Brave Souls

I like to think that the creators of our current calendar were trying to be kind when they made February the shortest month of the year. In all truthfulness, March has historically been my least favorite month – but February runs a close second. Until I started working in the greenhouses here at Blithewold, that is. February is a flurry of activity here. When the world seems frozen solid outside, our greenhouses are full of beauty, new life (seedlings!), and lots of garden planning.

The frozen world outside is also full of life – if you know how to find it. February is when the snowdrops (Galanthus) emerge. These tiny flowers love the dry shade garden near the moongate. The deciduous Japanese pagoda tree (Styphnolobium japonicum) provides plenty of shade during most of the year, but also allows sunshine through when the snowdrops come into bloom in February and March. (To enjoy snowdrops in your own garden, plant the bulbs in the fall in an area that will be shaded through the summer.)

A snowdrop (Galanthus nivalis) bud emerging despite the icy snow.
Snowdrops in early February in the Dry Shade Garden.

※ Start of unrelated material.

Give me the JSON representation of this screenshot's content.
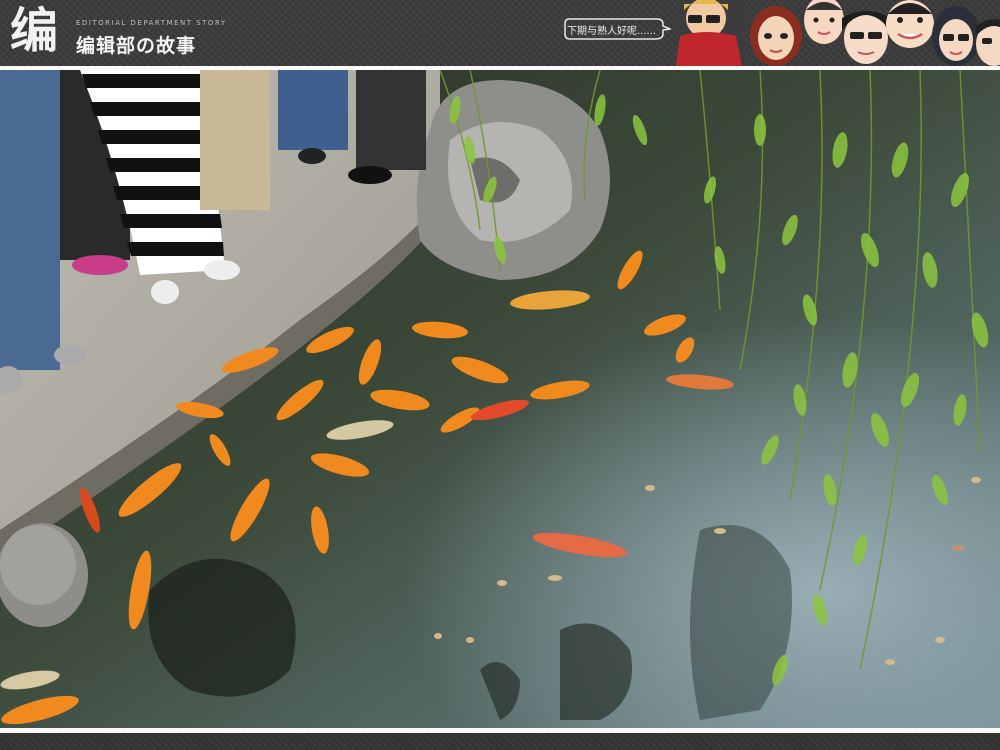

Not too far from the snowdrops, hellebore buds are also starting to peak out at us from the light snow cover.

Helleborus ‘Ivory Prince’

A small stand of crocus has been sheltering by the rock wall near the greenhouse for a few years now. I noticed the sweet purple buds this morning and was filled with a wave of joy. It’s that time of year when every new flower is like a dream.

Down the Shrub Walk the witch hazels are full of their bizarre blooms. I almost wonder if they bloom now so we have nothing to compare them to; and, therefore, we appreciate them more than we would if they bloomed in May (with far too much competition to be truly noticed). The crepe-paper flowers are certainly strange, but I find myself be-witched by them every winter (an unavoidable pun, I’m sorry).

Hamamelis x intermedia ‘Diane’
H. ‘Diane’ with a multitude of blooms.

When the winter doldrums begin to set in, remember that there is still a world of hope and beauty outdoors. Dress warm and take a walk to soak it all in. Your heart and mind will thank you.

*Pictured at top: Hamamelis x intermedia ‘Arnold’s Promise’